‘The modern young man,’ said Aunt Dahlia, ‘is a congenital idiot and wants a nurse to lead him by the hand and some strong attendant to kick him regularly at intervals of a quarter of an hour.”
Looking forward to the second installment of “Upstairs Downstairs” this evening, and in anticipation of the coming season of “Downton Abbey,” I have discovered that there may well be an overlooked career path. It seems that the occupation of butler to a rich household might be well worth looking into. In our pseudo-egalitarian culture here in the United States, personal or household servants such as maids, valets, and butlers have been frowned on as demeaning to those who serve. Many years ago, when I was in the private security business, one of my customers, who actually a kitchenette in their master bedroom suite for the practical reason that you almost had to pack a lunch to journey to the main kitchen had a “house manager” with whom I usually dealt. They also had a cook and a full-time maid and cleaning woman. The house manager made it clear that he was not a “butler” on at least one occasion, but he functioned as one, at least to my understanding.
I have to confess that from time to time I have fantasized having a valet (actually pronounced with the “t” not “val-ay”), but never to be one. I suppose valets or any kind of personal servant can be useful. Especially for the idle rich who lack practical skills. Martha is a fan of P. G. Wodehouse, who created the characters Bertie Wooster, the upper-class dingbat and member of the Drones Club, and Jeeves, his wise and competent valet, for a series of short stories. The situations always vary but boil down to Wooster getting into an impossible situation as only the idle rich can, and Jeeves getting him out of the predicament in a clever way. I have to admit that the legal profession often comes very close to extracting errant bumblers from their predicaments, or at least mitigating the results of their folly.
So, if I ever wanted to become a butler as yet another career, I am in luck. In London, there is the Bespoke Bureau, an agency that places personal servants. So far this year, according to The Economist, it has placed 345 butlers – twice as many as in all of 2011. One Anthony Seddon-Holland runs the Guild of British Butlers which has a five week training course. Rick Fink of the Butler-Valet School in Oxfordshire has a four week course that costs £8,000. Sounds like a lot until you realize that a world class butler, according to Mr. Seddon-Holland, can make $240,000 per year. Demeaning, indeed!
Seddon-Holland is considering bringing his enterprise to the United States. If his does, there might be a revival of the personal service industry here. Perhaps only few can afford to hire a full time butler or valet, but I notice that many seem to afford once in a while maid and housecleaning people, and hardly anyone in my neighborhood mows and rakes their own lawn (we do our own, mainly because Martha (a.k.a. Ms. Spock) doesn’t trust anyone else to do it right).
Anyone looking to set up something like this?

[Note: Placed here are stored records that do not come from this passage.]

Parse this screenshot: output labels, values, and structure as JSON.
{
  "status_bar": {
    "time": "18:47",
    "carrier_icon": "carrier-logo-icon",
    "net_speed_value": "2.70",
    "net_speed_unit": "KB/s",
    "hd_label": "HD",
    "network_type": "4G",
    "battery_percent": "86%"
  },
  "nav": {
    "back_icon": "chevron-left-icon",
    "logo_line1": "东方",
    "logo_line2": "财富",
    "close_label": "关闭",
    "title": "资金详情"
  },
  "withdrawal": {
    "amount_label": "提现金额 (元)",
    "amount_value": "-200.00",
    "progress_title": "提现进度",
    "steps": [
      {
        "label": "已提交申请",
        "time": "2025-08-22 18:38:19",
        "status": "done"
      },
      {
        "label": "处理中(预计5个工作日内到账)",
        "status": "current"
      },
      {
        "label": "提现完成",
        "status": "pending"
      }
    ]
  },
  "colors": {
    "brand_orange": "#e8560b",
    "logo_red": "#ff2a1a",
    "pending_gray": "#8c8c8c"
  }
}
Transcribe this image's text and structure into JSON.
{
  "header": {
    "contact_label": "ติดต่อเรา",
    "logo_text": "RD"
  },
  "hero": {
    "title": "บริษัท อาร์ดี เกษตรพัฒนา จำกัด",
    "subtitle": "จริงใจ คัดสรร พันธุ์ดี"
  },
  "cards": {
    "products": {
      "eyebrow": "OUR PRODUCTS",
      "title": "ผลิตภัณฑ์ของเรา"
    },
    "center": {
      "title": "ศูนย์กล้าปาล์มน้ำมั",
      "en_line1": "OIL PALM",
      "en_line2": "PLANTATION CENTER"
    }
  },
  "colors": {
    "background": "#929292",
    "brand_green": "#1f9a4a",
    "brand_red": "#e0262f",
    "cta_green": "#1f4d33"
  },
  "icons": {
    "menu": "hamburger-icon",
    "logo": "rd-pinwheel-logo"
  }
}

I know someone who can set up the business entity.
To read The Eonomist article please see http://www.economist.com/node/21564544